What is being asked
Whenever a line in the data contains "content", show that line.

Data for the task

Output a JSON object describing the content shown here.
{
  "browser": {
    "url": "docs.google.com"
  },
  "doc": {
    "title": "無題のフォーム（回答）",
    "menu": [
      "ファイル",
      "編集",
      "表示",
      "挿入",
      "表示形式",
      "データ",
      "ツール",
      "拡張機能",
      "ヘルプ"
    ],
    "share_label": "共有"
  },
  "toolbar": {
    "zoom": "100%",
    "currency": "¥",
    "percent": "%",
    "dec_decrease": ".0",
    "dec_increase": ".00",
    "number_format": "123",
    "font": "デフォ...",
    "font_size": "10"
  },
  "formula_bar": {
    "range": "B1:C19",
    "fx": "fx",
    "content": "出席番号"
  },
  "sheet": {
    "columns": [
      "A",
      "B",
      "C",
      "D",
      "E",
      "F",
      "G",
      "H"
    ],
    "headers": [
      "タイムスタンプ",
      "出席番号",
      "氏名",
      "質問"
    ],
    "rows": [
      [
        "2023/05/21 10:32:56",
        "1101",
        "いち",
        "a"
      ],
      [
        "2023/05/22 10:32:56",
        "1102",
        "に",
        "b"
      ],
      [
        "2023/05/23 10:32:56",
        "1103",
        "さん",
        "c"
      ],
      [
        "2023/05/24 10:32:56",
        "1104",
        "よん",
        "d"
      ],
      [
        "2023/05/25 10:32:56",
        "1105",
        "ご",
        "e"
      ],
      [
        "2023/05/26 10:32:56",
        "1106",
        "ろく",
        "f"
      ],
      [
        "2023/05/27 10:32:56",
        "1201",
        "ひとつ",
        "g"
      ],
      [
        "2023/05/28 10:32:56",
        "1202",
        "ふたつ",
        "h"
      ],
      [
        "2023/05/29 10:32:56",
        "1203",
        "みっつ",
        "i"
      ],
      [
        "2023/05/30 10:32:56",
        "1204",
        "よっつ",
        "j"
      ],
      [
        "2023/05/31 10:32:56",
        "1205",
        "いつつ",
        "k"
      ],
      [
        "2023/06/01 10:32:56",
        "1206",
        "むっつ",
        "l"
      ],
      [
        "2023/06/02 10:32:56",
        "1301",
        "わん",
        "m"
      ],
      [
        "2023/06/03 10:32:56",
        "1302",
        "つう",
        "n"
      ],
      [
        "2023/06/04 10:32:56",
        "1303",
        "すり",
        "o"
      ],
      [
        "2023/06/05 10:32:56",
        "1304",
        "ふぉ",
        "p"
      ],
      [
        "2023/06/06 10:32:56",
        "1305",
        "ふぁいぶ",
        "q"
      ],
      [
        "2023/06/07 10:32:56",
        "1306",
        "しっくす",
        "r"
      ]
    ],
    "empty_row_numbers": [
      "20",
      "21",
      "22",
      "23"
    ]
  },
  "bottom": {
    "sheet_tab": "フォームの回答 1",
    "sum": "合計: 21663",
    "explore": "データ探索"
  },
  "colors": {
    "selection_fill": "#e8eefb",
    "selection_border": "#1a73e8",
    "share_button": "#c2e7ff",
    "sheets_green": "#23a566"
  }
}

Written answer
Output a JSON object describing the content shown here.
    "content": "出席番号"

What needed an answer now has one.